The problem » Look through the entries. Copy each line that has the word "JSON".

Information provided »
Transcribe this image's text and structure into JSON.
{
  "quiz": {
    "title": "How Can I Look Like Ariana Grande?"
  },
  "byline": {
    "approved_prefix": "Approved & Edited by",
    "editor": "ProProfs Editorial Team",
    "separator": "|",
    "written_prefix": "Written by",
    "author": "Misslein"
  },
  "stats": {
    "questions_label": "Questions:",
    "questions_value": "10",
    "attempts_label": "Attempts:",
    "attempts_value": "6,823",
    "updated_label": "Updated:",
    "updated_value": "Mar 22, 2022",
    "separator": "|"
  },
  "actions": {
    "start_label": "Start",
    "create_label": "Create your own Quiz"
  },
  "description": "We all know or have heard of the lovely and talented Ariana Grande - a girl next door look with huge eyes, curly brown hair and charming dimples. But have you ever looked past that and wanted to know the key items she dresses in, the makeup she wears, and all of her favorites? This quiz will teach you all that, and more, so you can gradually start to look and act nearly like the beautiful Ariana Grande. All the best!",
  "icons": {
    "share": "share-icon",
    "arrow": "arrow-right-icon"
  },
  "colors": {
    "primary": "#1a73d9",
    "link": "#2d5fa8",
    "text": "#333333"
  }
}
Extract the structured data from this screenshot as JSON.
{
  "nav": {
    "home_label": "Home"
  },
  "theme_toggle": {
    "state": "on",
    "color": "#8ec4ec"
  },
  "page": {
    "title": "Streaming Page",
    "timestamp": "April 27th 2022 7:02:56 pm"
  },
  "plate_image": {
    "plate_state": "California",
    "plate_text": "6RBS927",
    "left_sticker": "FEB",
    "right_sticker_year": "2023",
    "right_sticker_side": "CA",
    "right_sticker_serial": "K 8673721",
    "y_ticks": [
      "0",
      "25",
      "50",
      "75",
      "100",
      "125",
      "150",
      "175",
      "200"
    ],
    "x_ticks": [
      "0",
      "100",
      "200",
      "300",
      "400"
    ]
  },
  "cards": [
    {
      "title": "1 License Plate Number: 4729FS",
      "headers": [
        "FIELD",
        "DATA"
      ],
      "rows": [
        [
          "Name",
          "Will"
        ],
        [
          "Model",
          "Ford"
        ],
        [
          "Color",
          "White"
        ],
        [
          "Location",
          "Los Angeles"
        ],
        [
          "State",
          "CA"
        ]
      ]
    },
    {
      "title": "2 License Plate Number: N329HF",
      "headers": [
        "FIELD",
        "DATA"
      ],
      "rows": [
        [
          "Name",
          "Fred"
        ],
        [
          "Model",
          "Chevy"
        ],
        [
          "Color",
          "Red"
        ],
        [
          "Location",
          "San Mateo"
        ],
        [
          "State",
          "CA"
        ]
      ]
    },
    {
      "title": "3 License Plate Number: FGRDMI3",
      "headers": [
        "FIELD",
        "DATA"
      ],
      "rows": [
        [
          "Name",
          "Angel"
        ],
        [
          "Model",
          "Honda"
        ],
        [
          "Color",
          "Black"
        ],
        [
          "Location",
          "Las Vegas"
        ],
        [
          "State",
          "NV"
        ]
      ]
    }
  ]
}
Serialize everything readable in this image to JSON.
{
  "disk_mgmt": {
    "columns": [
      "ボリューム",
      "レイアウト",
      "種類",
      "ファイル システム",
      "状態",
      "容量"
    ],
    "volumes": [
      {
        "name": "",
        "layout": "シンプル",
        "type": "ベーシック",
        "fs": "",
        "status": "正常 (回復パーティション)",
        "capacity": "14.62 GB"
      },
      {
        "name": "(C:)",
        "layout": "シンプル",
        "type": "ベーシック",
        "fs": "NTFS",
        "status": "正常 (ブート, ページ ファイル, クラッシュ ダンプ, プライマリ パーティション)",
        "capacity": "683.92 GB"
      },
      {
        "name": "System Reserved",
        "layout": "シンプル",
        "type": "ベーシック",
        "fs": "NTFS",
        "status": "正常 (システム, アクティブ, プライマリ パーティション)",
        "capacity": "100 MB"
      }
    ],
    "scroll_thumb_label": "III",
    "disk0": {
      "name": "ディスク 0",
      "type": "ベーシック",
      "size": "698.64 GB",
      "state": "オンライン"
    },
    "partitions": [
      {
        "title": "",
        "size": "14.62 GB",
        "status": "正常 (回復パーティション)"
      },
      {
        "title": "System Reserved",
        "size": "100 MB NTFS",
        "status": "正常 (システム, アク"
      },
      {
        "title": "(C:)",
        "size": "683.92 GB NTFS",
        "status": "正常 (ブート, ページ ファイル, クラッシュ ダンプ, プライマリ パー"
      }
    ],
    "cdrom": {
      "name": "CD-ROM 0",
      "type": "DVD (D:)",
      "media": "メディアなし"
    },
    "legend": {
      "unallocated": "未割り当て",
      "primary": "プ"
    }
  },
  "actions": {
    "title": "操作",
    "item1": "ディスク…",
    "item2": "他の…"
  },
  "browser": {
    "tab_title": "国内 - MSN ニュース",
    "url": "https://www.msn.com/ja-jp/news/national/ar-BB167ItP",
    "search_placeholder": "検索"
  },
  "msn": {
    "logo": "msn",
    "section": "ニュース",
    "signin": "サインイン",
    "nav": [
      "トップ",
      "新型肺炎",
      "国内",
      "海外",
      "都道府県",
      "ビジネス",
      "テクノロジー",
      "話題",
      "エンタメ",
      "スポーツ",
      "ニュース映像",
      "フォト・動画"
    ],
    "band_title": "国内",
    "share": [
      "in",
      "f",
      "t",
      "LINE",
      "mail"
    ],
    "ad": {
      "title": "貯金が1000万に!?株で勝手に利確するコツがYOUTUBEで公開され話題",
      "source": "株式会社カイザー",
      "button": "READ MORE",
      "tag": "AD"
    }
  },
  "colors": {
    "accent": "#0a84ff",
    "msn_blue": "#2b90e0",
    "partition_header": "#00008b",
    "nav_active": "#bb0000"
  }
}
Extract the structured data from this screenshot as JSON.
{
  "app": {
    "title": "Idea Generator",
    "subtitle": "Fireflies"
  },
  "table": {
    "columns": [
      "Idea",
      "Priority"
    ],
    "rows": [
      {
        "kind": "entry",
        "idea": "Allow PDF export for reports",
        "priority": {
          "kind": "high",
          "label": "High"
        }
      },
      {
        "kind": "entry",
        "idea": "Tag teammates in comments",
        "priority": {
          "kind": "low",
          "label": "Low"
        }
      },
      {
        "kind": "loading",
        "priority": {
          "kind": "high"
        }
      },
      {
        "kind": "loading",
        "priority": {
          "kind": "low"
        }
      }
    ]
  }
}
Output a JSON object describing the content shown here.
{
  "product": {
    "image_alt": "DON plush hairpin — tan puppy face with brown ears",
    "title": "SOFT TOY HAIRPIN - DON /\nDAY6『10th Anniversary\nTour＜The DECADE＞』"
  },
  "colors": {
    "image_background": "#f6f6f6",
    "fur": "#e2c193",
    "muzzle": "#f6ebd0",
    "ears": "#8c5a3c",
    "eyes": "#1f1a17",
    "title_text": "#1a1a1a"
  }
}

Output of the exercise »
Transcribe this image's text and structure into JSON.
Extract the structured data from this screenshot as JSON.
Serialize everything readable in this image to JSON.
Extract the structured data from this screenshot as JSON.
Output a JSON object describing the content shown here.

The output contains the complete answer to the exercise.